The Jobs That Aren`t


The

jobs front
is like the

Iraqi front
. The worse the situation, the better the
news. As jobs for college graduates disappear from the
US economy, pundits tell us how great the jobs outlook
is.

The 248,000 new jobs in May looks
good as an aggregate number, which is the only number
the public got. Looking at the components of the figure
reveals a

scary situation.

American job growth is concentrated
in low paid domestic services, such as restaurants and
bars, temporary help, and health care and social
assistance. Of the 248,000 new jobs, 213,000 are in
domestic services and construction.

These are not jobs that can help to
reduce the

massive US trade deficit
by producing tradable goods
and services.

The good news is that 32,000
manufacturing jobs were created in May. If this growth
in manufacturing jobs continues for the next 84 months,
by June 2011 the US economy will have regained the June
2001 level of

manufacturing employment.

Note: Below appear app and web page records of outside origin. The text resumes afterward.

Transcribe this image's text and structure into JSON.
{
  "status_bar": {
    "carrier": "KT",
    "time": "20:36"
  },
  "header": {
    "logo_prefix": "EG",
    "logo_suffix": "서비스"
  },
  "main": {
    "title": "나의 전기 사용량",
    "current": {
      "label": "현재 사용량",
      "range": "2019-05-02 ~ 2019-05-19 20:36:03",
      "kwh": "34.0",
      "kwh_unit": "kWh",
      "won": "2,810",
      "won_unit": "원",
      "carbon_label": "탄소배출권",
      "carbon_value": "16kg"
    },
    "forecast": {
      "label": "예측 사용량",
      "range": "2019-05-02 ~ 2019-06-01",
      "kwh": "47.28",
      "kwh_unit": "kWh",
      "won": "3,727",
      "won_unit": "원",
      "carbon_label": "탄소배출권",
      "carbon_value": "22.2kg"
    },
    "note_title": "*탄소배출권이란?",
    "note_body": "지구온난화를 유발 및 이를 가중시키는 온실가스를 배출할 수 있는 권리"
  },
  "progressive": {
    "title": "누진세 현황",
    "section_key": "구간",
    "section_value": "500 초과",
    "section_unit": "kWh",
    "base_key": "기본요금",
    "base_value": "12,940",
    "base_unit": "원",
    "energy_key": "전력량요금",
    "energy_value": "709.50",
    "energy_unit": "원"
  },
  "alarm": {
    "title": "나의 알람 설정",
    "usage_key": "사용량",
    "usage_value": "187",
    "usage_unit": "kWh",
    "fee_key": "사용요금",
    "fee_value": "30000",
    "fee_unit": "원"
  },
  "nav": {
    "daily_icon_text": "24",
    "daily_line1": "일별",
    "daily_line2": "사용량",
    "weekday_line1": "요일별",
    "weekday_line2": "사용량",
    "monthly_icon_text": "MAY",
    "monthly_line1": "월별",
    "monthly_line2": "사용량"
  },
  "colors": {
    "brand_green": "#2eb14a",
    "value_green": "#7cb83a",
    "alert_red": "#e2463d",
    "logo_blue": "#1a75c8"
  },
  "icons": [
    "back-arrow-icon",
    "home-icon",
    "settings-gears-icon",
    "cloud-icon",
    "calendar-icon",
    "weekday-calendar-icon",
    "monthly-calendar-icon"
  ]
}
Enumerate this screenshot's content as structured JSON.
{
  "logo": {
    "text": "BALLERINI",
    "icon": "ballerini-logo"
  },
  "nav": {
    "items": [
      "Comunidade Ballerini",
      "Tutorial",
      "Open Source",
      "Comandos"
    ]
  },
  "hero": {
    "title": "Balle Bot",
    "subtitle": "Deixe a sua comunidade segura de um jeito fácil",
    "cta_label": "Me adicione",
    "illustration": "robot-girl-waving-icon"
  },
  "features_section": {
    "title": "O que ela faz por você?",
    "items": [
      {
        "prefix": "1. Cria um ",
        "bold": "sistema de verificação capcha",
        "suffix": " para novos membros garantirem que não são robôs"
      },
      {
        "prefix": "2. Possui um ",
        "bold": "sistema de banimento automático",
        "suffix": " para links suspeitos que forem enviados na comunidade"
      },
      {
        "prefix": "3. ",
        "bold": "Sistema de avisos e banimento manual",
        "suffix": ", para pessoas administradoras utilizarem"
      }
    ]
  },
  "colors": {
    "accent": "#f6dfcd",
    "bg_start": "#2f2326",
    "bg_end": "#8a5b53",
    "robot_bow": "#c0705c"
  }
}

The bad news about the new
manufacturing jobs is that only 13,000 of them are in
products that are part of the global high tech
economy—computer and electronic products,
semiconductors, and electronic instruments. The rest are
scattered among food manufactured products, wood
products, and roofing metal for the domestic housing
boom.

Something is wrong. We are told
that we live in a global economy, but the jobs that are
growing in the US are not part of the global economy.
Advanced technology products are touted as America`s
manufacturing advantage. However, the US suffered its
first-ever trade deficit in advanced technology products
in 2002. The deficit grew significantly in 2003 and is
growing this year.

Charles McMillion
at

MBG Information Services
in Washington DC forecasts
the US 2004 deficit in advanced technology products to
be $35 billion.

US manufacturing employment peaked
in June 1979 at 19,553,000. In May 2004 US manufacturing
employment stands at 14,405,000, a decline of 26%.

We are told not to worry, that this
only means US manufacturing has become more productive.
A large percentage of the population once worked in
agriculture, but today, thanks to productivity, a tiny
percentage of the work force provides our food.

It is true that manufacturing has
become more productive. But it is also true that US
manufacturers are increasingly assemblers of foreign
made parts. More and more US brands are made abroad.
Unlike manufacturing, US agricultural employment did not
decline historically because of outsourced food
production.

Our export future was to be in
services. We would be the world`s supplier of high tech
services and earn foreign exchange from service exports
to pay for our imports of manufactured goods.

The problem with these assurances
is that the US trade surplus in services peaked at $91.1
billion in 1997. It has since fallen to $59.2 billion, a
drop of 35%. Our surplus in services is only about 10%
of our trade deficit in goods.

Because the US dollar is the
world`s reserve currency, we can get away with this
extraordinary imbalance for long enough to dig ourselves
into a deep hole.

Perhaps US employers have been
saving up high value-added jobs for

June graduates
and we will get good news the first
Friday in July when the June jobs numbers are announced.

But don`t hold your breath. In the
past 40 months (three previous graduating classes), the
US economy lost 376,000 jobs in professional and
business services and 220,000 jobs in professional and
technical services.

Since January 2001, the US has
64,000 fewer accounting and bookkeeping jobs, 16,000
fewer architectural and engineering jobs, 223,000 fewer
computer systems design and related jobs, 123,000 fewer
management jobs, 532,000 fewer information jobs
(including telecommunications, ISPs, search portals,
data processing), 117,000 fewer jobs in air
transportation, 80,000 fewer jobs in chemicals, 122,000
fewer jobs in plastics and rubber products, 178,000
fewer jobs in apparel, 128,000 fewer jobs in textile
mills, 523,000 fewer jobs making computer and electronic
products, 297,000 fewer jobs making machinery, 134,000
fewer jobs making electrical equipment and appliances,
and 209,000 fewer jobs making transportation equipment.

If job disappearance of this
magnitude continues, textile engineers, mechanical
engineers, chemical engineers, electrical engineers, and

computer engineers
will disappear as American
occupations.

Few trends, including decline, move
in a straight line. However, with massive trade deficits
in manufactured goods including advanced technology
products, with shrinking trade surpluses in services,
with US job growth concentrated in low-pay domestic
services, and with the Bureau of Labor Statistics
predicting the majority of US job growth over the next
decade to be in low-skilled domestic services, the US
work force is taking on a Third World complexion.

That is the truth about jobs.

COPYRIGHT CREATORS
SYNDICATE, INC.

Paul
Craig Roberts was Associate Editor of the WSJ editorial
page, 1978-80, and columnist for “Political Economy.”
During 1981-82 he was Assistant Secretary of the
Treasury for Economic Policy. He is the author of



Supply-Side Revolution: An Insider`s Account of
Policymaking in Washington
.